Contribution[edit]

The engineer who designed and constructed the prototype Colossus, Thomas Flowers, said "Bletchley Park changed the course of history and the praise that the cryptanalysts have received is well merited, but nothing has ever been said about the many people who worked like slaves for over a year to create Colossus and get it into service by D-day". Indeed, without the hard work of Du Boisson and other Wren girls, Colossus would not have been able to function well. The fact that the first fully satisfactory Colossus was put into service before D-day was no coincidence. They worked flat out for four months and met the deadline. The decoding at Bletchley Park did ensure that the Germans could not get there at the time that the American troops were landing. Eisenhower stated that without the information Bletchley had applied, the war would have gone on for at least two years longer than it did.[2]

Death[edit]

Du Boisson suffered an infection and died in hospital on 1 February 2013.[4]

References[edit]

  1. ^ Copeland, B. Jack (2010). Colossus: The secrets of Bletchley Park's code-breaking computers. Oxford University Press. ISBN 0199578141. 
  2. ^ a b c d e Du Boisson, Dorothy. "Interview clip". Retrieved 21 April 2014. 
  3. ^ a b Hicks, Marie (2017). Programmed Inequality, How Britain Discarded Women Technologists and Lost Its Edge in Computing.
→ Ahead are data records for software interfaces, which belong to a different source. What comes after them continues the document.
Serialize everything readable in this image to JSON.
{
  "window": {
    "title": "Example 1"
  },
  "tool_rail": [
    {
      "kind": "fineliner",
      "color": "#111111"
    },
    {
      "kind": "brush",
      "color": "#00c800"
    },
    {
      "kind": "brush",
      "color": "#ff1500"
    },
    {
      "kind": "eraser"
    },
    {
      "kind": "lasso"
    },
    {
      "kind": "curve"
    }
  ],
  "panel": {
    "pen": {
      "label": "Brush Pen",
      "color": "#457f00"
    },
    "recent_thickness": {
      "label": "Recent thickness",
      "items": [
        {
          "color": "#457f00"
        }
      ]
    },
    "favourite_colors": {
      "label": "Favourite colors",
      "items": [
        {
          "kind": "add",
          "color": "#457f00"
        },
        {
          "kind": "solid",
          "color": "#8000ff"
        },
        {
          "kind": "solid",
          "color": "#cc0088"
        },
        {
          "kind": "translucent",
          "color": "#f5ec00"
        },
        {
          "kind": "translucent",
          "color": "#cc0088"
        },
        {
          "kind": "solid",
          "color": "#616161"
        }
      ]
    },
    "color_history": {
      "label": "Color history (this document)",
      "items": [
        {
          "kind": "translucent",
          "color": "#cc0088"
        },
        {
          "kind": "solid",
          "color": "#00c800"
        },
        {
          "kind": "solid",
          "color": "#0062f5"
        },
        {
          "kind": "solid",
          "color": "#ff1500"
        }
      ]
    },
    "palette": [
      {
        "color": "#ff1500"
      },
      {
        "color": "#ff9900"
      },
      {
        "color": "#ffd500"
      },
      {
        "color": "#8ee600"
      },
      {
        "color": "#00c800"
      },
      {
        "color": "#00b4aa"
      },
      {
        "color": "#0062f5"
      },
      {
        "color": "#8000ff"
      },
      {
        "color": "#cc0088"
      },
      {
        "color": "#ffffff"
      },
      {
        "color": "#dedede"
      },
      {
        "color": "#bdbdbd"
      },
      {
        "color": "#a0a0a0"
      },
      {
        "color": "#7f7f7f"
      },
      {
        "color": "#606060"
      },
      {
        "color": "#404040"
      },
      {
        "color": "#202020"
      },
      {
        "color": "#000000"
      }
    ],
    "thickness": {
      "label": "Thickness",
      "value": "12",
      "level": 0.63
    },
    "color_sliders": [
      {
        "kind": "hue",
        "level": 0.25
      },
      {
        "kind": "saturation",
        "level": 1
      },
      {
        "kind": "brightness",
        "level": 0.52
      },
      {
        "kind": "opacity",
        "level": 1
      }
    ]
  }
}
MIT Press. ISBN 978-0-262-03554-5. 
  4. ^ "'Modest' Nazi code breaker dies aged 93". The Argus. Retrieved 2017-11-21.